Title: The effects of foot structure and athletic taping on lower limb biomechanics
Author: Denyer, Joanna
Awarding Body: University of Hertfordshire
Current Institution: University of Hertfordshire
Date of Award: 2013
Availability of Full Text:
Access through EThOS:
Access through Institution:
Abstract:
Context: Despite an association between foot structure and the incidence of lower limb injury in sport, few studies have measured the effects of neutral, pronated and supinated foot structures during dynamic activity. Furthermore, despite its widespread use as an injury prevention method, the effects of athletic taping on individuals with pronated and supinated foot structures are unclear. Objectives: To explore whether individuals with pronated and supinated foot structures have poorer lower limb neuromuscular control as measured by postural stability and muscle reaction time in comparison to those with neutral feet. Additionally, the effects of athletic taping on individuals with neutral, pronated and supinated foot structures on aspects of lower limb neuromuscular control are also examined. Subjects: All subjects used in this thesis were aged from 18 – 30 years and took part in at least two hours of exercise each week. Subjects were categorised in to groups according to navicular drop height measures; neutral 5 – 9 mm; pronated ≥ 10 mm; supinated ≤ 4 mm. Methods: Neuromuscular control was analysed in subjects with neutral, pronated and supinated feet using dynamic postural stability and muscular reaction time measures. These measures were then repeated with four athletic taping conditions (arch tape, ankle tape, proprioceptive tape and no-tape) both before and after a period of exercise. Results: Individuals with pronated and supinated foot structures were shown to have reduced postural stability in comparison to those with neutral foot structures during some dynamic tasks. Pronated and supinated foot structures also resulted in slower muscle reaction times in comparison to those with neutral feet during a tilt platform perturbation. No differences were identified between dominant and non-dominant limbs on subjects with neutral, pronated or supinated foot structures; however the high incidence of foot structure asymmetry did appear to result in differences between contralateral limbs in both postural stability and reaction time parameters. Arch and ankle taping resulted in increased neuromuscular control after application, yet these effects diminished after a period of exercise. Conclusions: The results of this thesis provide evidence to suggest that foot structure does affect lower limb neuromuscular control as measured by postural stability and muscle reaction time. In addition athletic taping has been shown to affect neuromuscular control on subjects with neutral, pronated and supinated foot structures both before and after exercise. These findings may have wide implications in sport where individuals with pronated and supinated feet may be more susceptible to injury in comparison to those with neutral feet.

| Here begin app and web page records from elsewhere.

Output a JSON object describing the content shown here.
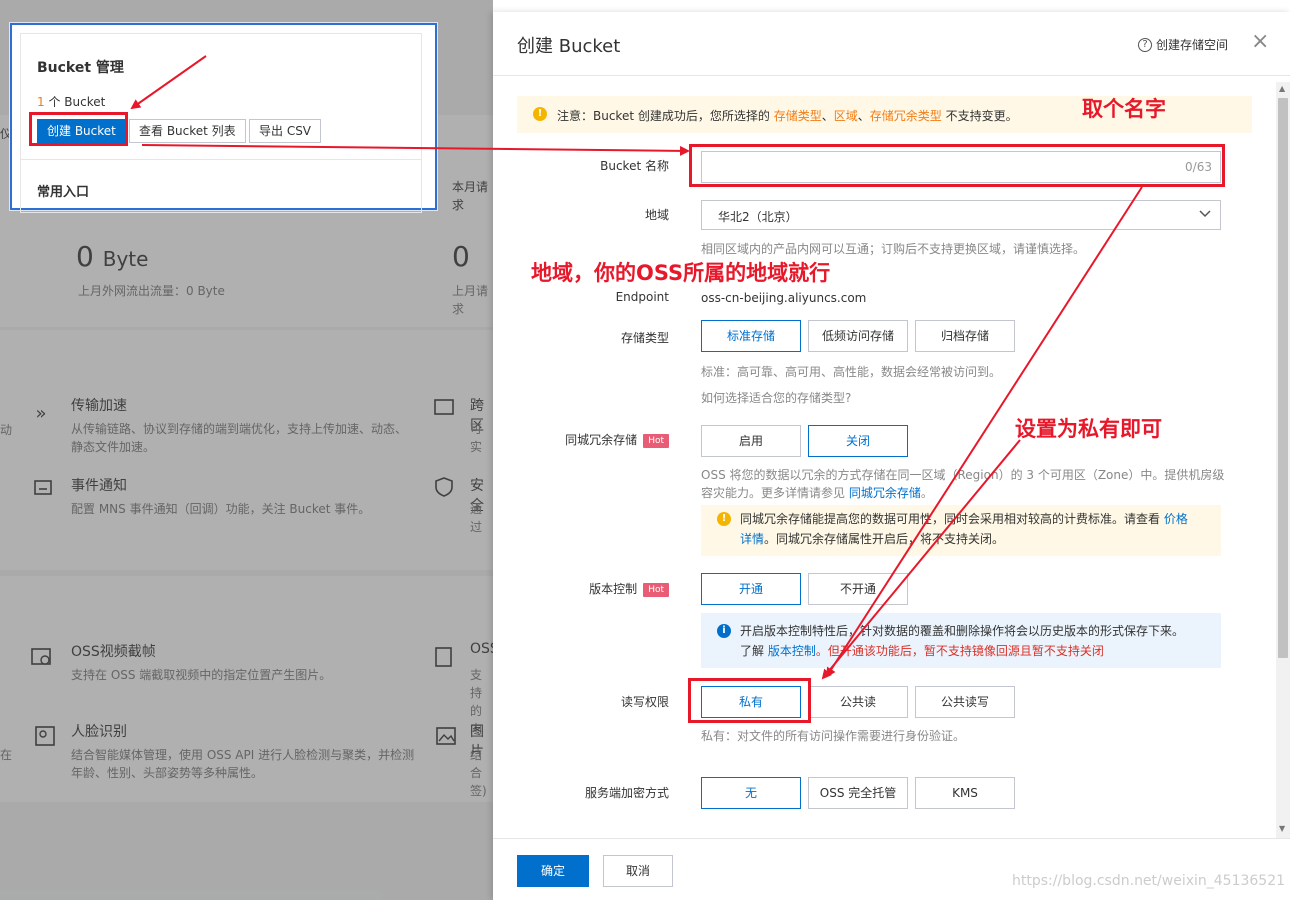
{
  "background": {
    "bucket_card": {
      "title": "Bucket 管理",
      "count_num": "1",
      "count_suffix": " 个 Bucket",
      "create_button": "创建 Bucket",
      "list_button": "查看 Bucket 列表",
      "export_button": "导出 CSV",
      "common_entry": "常用入口"
    },
    "left_cut": "仪",
    "month_request": "本月请求",
    "stat_bytes": "0",
    "stat_unit": "Byte",
    "stat_label": "上月外网流出流量：0 Byte",
    "stat_right_num": "0",
    "stat_right_label": "上月请求",
    "features": [
      {
        "icon": "chevrons-right-icon",
        "title": "传输加速",
        "desc": "从传输链路、协议到存储的端到端优化，支持上传加速、动态、静态文件加速。"
      },
      {
        "icon": "bell-icon",
        "title": "事件通知",
        "desc": "配置 MNS 事件通知（回调）功能，关注 Bucket 事件。"
      },
      {
        "icon": "video-icon",
        "title": "OSS视频截帧",
        "desc": "支持在 OSS 端截取视频中的指定位置产生图片。"
      },
      {
        "icon": "face-icon",
        "title": "人脸识别",
        "desc": "结合智能媒体管理，使用 OSS API 进行人脸检测与聚类，并检测年龄、性别、头部姿势等多种属性。"
      }
    ],
    "features_right": [
      {
        "title": "跨区",
        "desc": "可实"
      },
      {
        "title": "安全",
        "desc": "通过"
      },
      {
        "title": "OSS",
        "desc": "支持的内"
      },
      {
        "title": "图片",
        "desc": "结合签)"
      }
    ],
    "left_edge": {
      "a": "动",
      "b": "在"
    }
  },
  "drawer": {
    "title": "创建 Bucket",
    "help_link": "创建存储空间",
    "close": "×",
    "notice": {
      "prefix": "注意：Bucket 创建成功后，您所选择的 ",
      "k1": "存储类型",
      "sep1": "、",
      "k2": "区域",
      "sep2": "、",
      "k3": "存储冗余类型",
      "suffix": " 不支持变更。"
    },
    "bucket_name": {
      "label": "Bucket 名称",
      "value": "",
      "counter": "0/63"
    },
    "region": {
      "label": "地域",
      "value": "华北2（北京）",
      "hint": "相同区域内的产品内网可以互通；订购后不支持更换区域，请谨慎选择。"
    },
    "endpoint": {
      "label": "Endpoint",
      "value": "oss-cn-beijing.aliyuncs.com"
    },
    "storage_class": {
      "label": "存储类型",
      "options": [
        "标准存储",
        "低频访问存储",
        "归档存储"
      ],
      "hint": "标准：高可靠、高可用、高性能，数据会经常被访问到。",
      "link": "如何选择适合您的存储类型?"
    },
    "zone_redundancy": {
      "label": "同城冗余存储",
      "hot": "Hot",
      "options": [
        "启用",
        "关闭"
      ],
      "desc1": "OSS 将您的数据以冗余的方式存储在同一区域（Region）的 3 个可用区（Zone）中。提供机房级",
      "desc2_prefix": "容灾能力。更多详情请参见 ",
      "desc2_link": "同城冗余存储",
      "desc2_suffix": "。",
      "warn1_prefix": "同城冗余存储能提高您的数据可用性，同时会采用相对较高的计费标准。请查看 ",
      "warn1_link": "价格",
      "warn2_link": "详情",
      "warn2_suffix": "。同城冗余存储属性开启后，将不支持关闭。"
    },
    "versioning": {
      "label": "版本控制",
      "hot": "Hot",
      "options": [
        "开通",
        "不开通"
      ],
      "info1": "开启版本控制特性后，针对数据的覆盖和删除操作将会以历史版本的形式保存下来。",
      "info2_prefix": "了解 ",
      "info2_link": "版本控制",
      "info2_red": "。但开通该功能后，暂不支持镜像回源且暂不支持关闭"
    },
    "acl": {
      "label": "读写权限",
      "options": [
        "私有",
        "公共读",
        "公共读写"
      ],
      "hint": "私有：对文件的所有访问操作需要进行身份验证。"
    },
    "encryption": {
      "label": "服务端加密方式",
      "options": [
        "无",
        "OSS 完全托管",
        "KMS"
      ]
    },
    "footer": {
      "ok": "确定",
      "cancel": "取消"
    }
  },
  "annotations": {
    "name_tip": "取个名字",
    "region_tip": "地域，你的OSS所属的地域就行",
    "acl_tip": "设置为私有即可"
  },
  "watermark": "https://blog.csdn.net/weixin_45136521",
  "colors": {
    "primary": "#0070cc",
    "annotation": "#e8182b",
    "hot": "#e85d75",
    "link_orange": "#f07d16"
  }
}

Supervisor: Not available Sponsor: Not available
Qualification Name: Thesis (Ph.D.) Qualification Level: Doctoral
EThOS ID: uk.bl.ethos.573357  DOI: Not available

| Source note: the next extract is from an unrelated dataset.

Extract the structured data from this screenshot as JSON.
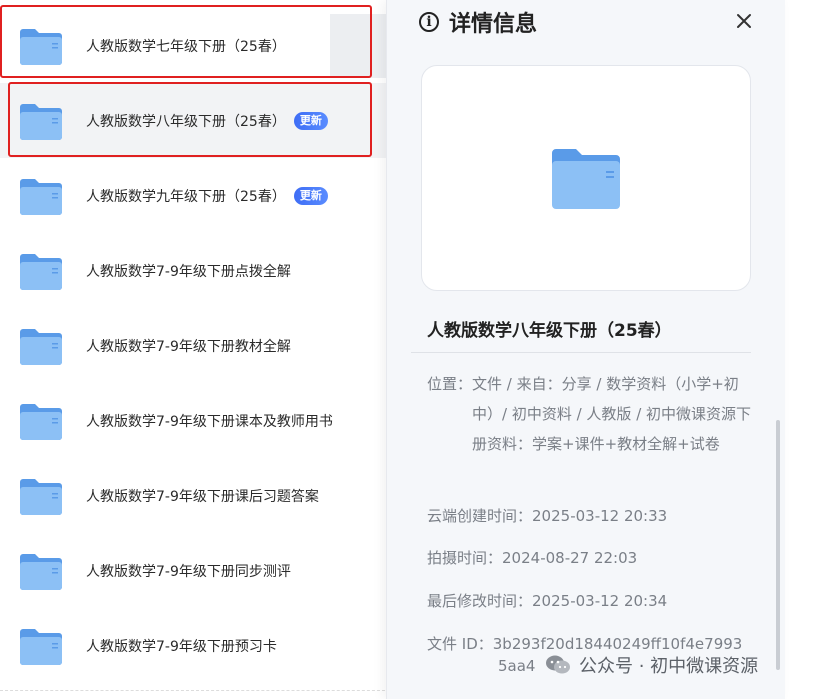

Keywords: biomechanics ; foot structure ; reaction time ; postural stability ; neuromuscular control
Share: